Number of lines below with "this": work it out and reply with that number only.

======== Supplied entries ========

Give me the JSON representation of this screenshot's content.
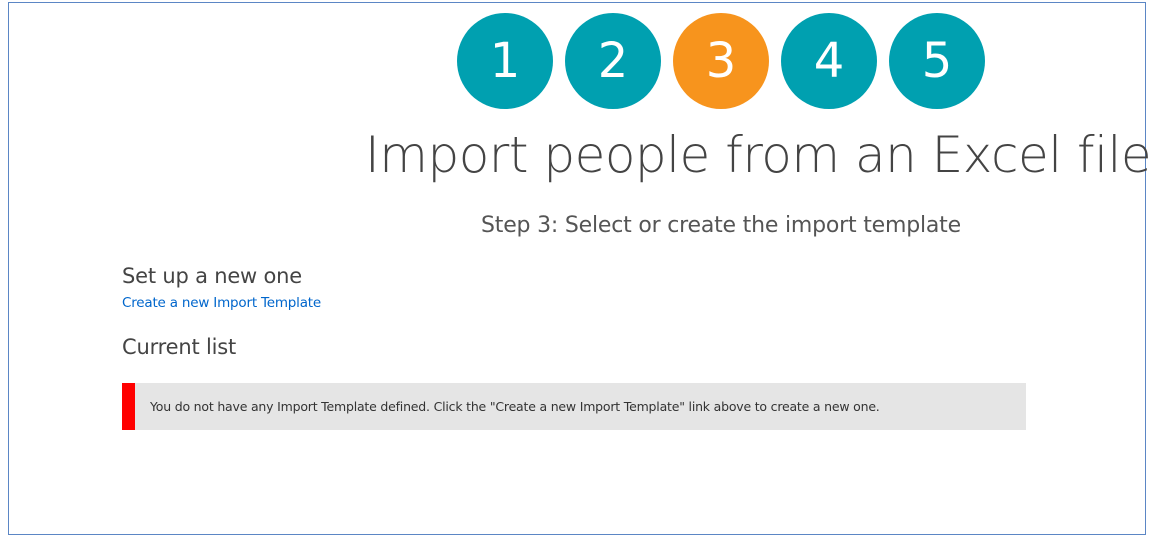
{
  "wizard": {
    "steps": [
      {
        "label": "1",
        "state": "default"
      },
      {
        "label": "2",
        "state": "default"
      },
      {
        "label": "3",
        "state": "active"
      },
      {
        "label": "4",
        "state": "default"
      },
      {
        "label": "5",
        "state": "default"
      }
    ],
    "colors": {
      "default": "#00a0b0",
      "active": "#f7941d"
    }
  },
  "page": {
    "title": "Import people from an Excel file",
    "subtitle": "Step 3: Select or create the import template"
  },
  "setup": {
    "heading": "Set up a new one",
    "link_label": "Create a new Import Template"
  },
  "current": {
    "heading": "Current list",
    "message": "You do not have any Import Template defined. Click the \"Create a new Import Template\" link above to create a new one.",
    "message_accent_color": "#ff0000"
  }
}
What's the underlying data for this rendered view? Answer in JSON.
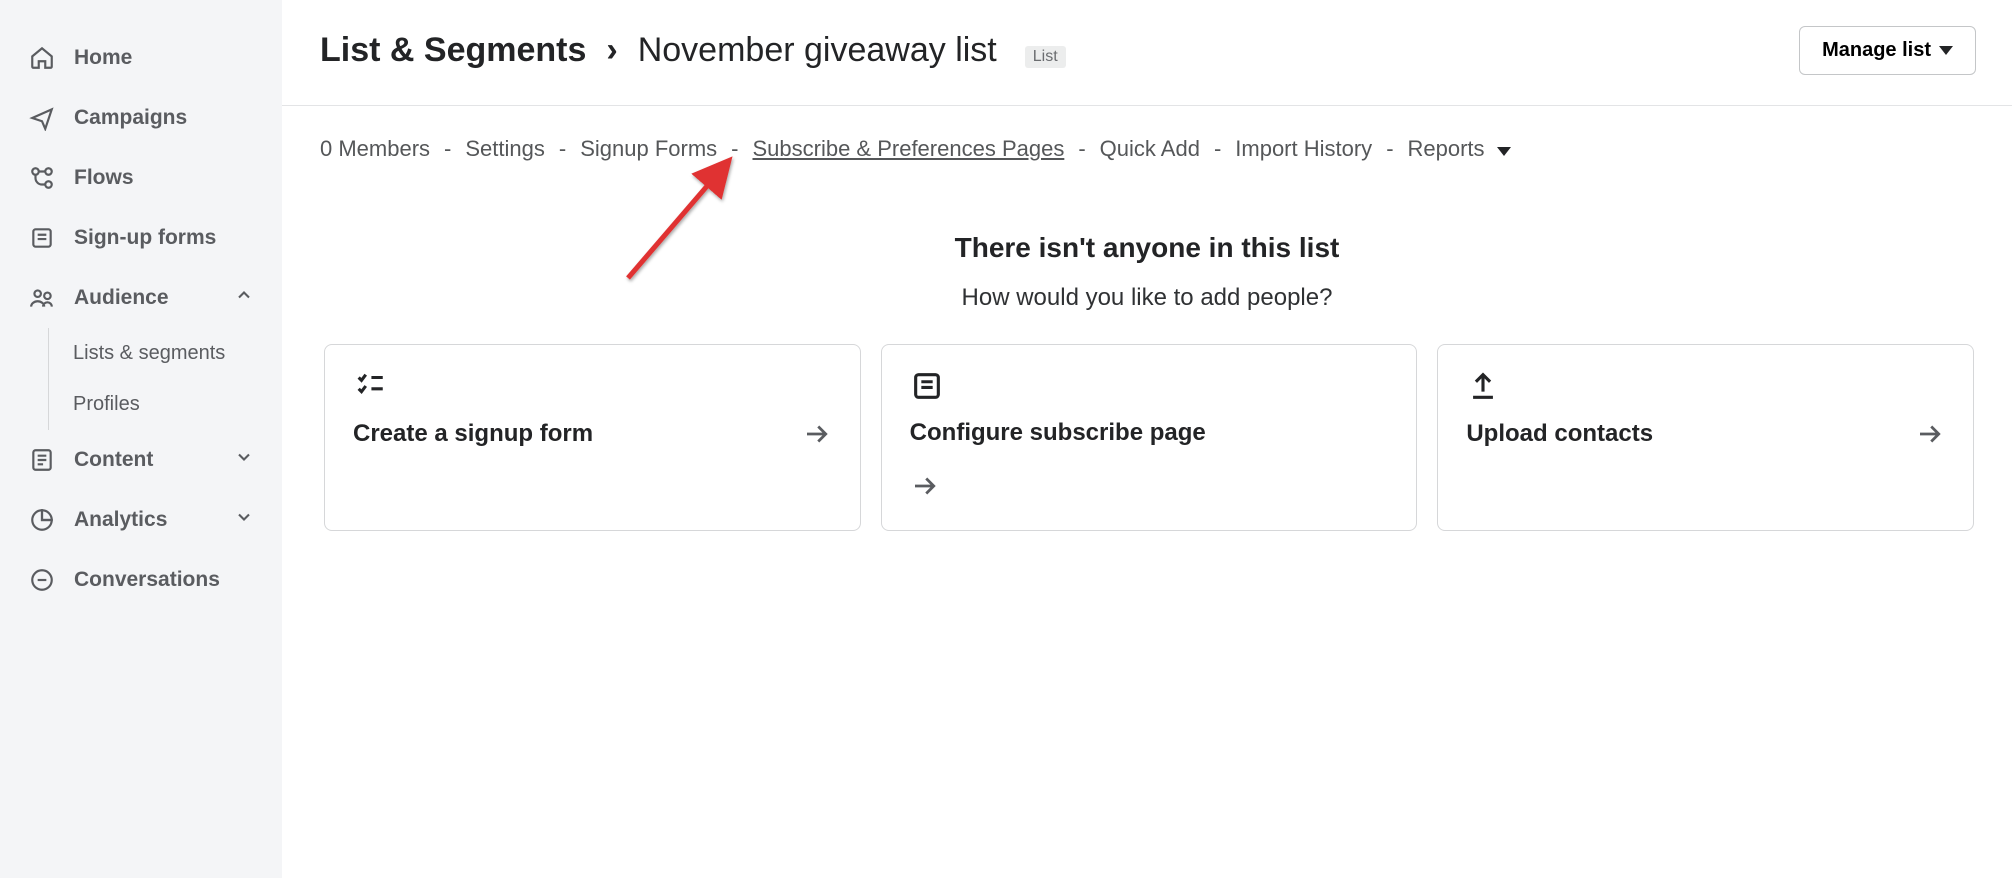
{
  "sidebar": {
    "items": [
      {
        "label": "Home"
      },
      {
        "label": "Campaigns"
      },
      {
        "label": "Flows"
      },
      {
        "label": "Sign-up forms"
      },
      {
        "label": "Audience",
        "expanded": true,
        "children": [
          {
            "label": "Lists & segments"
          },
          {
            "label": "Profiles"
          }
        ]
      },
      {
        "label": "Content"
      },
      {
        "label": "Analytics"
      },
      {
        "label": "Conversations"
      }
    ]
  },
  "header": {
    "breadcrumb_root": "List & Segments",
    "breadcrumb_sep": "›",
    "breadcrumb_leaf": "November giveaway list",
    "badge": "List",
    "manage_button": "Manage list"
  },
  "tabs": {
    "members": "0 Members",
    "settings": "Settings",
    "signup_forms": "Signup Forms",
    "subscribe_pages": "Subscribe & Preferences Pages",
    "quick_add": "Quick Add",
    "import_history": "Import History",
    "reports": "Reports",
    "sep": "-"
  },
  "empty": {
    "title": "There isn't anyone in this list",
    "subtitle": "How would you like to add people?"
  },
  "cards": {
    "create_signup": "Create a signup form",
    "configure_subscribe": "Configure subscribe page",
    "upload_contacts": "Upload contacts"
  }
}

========
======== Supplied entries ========

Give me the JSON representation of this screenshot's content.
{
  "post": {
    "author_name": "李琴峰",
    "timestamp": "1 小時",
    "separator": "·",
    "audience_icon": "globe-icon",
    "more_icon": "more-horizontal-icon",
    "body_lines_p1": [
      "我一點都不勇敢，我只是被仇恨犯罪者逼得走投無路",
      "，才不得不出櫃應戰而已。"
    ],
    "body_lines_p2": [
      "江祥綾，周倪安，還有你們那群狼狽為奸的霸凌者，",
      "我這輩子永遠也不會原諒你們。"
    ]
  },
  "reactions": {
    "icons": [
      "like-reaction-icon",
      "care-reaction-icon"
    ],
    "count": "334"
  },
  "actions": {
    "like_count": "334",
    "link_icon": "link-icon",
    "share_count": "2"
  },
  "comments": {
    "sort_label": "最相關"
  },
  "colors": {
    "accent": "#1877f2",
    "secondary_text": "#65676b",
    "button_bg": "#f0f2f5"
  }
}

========
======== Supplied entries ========

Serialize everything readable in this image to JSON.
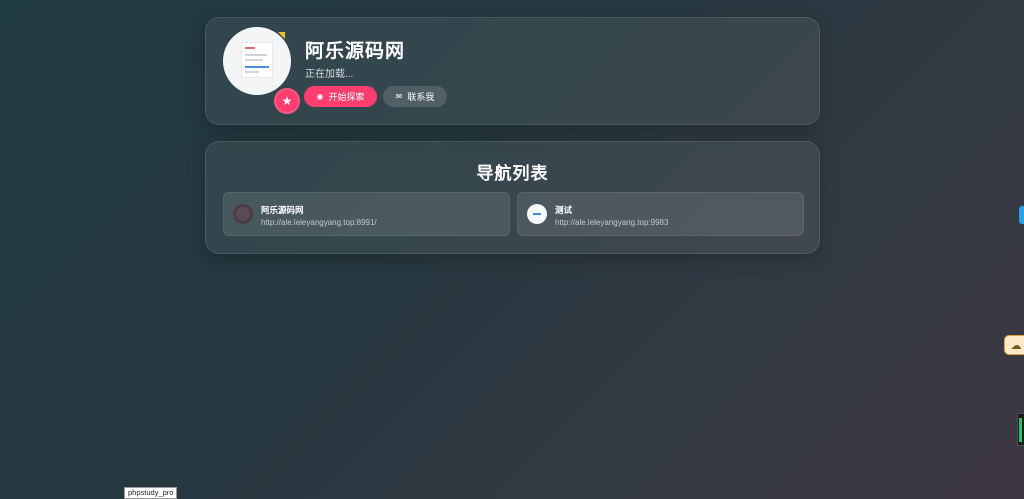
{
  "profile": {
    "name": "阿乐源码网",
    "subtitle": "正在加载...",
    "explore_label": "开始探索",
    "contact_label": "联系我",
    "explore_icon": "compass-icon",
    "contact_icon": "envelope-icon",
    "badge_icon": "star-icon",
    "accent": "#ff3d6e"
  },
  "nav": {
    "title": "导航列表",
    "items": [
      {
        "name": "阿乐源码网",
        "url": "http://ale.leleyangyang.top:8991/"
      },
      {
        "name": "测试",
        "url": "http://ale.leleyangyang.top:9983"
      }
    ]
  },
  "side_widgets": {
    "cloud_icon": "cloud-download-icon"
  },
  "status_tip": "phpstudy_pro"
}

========

Written response => 5